• **About this task**
Find every line in the data that contains the word "title". Return each of those lines.

****

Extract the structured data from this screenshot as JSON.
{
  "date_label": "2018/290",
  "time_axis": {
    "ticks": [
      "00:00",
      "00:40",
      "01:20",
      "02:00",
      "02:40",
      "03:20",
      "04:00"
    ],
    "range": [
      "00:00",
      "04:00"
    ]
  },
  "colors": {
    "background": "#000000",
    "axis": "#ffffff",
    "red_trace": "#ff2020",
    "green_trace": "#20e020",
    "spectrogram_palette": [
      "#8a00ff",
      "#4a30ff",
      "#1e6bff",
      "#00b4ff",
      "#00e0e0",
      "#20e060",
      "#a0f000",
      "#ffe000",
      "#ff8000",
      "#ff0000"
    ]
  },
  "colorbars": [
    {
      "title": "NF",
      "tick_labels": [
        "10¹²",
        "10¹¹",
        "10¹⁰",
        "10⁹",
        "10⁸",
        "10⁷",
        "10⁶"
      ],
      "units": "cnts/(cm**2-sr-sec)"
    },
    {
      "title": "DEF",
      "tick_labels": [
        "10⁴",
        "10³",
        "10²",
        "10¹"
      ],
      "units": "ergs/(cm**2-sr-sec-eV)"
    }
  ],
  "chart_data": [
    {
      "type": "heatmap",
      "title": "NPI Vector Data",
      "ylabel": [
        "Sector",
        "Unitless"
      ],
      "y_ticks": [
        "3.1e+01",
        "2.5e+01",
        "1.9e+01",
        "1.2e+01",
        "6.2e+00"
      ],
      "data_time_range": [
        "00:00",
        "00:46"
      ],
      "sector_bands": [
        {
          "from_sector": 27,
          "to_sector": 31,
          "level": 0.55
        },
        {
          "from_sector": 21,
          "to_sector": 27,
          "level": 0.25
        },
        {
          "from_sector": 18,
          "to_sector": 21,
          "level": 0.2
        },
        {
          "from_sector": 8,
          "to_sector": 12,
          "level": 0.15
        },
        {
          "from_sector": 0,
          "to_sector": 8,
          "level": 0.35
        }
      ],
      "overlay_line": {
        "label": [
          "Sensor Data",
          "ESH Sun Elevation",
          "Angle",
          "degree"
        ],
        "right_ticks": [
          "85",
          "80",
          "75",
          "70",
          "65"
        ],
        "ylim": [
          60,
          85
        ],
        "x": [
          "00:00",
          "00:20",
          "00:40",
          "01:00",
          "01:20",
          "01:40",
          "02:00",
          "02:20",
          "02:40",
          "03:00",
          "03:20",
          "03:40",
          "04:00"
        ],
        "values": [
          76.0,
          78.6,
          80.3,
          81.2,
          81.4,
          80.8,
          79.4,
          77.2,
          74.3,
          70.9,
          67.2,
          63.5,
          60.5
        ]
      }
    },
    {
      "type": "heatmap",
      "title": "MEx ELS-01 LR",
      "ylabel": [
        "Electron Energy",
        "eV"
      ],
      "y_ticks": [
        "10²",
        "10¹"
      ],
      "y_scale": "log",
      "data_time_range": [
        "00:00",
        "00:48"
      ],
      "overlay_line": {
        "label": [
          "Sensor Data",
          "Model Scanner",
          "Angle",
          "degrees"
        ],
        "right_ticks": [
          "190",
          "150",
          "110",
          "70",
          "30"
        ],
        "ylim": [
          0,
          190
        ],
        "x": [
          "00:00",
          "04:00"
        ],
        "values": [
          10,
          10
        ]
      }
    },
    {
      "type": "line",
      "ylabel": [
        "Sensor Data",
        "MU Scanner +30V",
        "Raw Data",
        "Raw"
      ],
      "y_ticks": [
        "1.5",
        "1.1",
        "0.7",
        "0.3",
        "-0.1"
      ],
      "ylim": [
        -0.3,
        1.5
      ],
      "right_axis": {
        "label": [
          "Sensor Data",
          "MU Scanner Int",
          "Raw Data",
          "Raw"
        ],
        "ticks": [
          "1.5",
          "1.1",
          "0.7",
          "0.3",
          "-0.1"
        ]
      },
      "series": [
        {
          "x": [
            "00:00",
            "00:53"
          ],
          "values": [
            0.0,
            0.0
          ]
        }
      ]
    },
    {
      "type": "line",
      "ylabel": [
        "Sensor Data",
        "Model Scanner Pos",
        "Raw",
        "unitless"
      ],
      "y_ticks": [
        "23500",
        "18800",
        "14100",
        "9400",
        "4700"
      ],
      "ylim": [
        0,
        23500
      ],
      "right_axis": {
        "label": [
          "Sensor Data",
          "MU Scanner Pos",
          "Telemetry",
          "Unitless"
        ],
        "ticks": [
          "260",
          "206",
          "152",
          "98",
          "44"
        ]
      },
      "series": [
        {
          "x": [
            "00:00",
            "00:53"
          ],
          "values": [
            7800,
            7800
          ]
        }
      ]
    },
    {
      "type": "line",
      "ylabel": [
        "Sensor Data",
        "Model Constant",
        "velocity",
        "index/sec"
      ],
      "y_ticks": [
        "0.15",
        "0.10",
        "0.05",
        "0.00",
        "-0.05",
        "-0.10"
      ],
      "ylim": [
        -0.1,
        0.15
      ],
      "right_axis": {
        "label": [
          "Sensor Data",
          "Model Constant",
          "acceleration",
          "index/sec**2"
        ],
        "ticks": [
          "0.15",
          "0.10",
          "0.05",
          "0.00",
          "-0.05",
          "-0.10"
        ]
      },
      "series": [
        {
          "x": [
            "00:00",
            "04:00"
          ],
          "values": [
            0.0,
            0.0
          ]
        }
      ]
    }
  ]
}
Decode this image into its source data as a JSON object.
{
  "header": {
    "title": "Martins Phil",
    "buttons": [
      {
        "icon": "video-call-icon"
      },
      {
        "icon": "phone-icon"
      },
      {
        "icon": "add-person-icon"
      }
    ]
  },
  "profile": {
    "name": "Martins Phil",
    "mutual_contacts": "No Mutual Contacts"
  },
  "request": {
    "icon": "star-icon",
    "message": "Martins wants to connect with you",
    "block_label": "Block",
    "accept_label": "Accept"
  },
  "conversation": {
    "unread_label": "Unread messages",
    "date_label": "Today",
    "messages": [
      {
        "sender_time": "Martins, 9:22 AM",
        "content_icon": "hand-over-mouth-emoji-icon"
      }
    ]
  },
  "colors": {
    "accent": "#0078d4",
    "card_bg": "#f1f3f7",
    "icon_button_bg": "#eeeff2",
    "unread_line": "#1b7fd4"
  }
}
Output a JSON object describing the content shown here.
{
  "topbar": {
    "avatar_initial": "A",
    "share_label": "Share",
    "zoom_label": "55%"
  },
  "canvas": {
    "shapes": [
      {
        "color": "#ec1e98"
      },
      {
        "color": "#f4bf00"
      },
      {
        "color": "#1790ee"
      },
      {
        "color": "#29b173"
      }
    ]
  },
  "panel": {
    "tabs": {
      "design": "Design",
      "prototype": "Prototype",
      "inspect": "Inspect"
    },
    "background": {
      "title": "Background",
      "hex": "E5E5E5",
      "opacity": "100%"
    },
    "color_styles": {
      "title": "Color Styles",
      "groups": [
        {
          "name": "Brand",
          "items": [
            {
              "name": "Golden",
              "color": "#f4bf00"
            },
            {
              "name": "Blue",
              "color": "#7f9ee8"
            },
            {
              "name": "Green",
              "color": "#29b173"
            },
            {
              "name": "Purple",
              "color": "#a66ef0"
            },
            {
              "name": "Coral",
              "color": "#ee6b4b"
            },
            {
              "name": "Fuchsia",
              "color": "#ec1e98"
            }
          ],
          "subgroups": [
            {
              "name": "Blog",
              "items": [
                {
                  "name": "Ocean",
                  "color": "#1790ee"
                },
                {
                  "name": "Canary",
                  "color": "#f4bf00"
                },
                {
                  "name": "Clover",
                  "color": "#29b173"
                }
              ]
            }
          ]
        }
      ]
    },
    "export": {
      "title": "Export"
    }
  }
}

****

• **Your response**
      "title": "NF",
      "title": "DEF",
      "title": "NPI Vector Data",
      "title": "MEx ELS-01 LR",
    "title": "Martins Phil",
      "title": "Background",
      "title": "Color Styles",
      "title": "Export"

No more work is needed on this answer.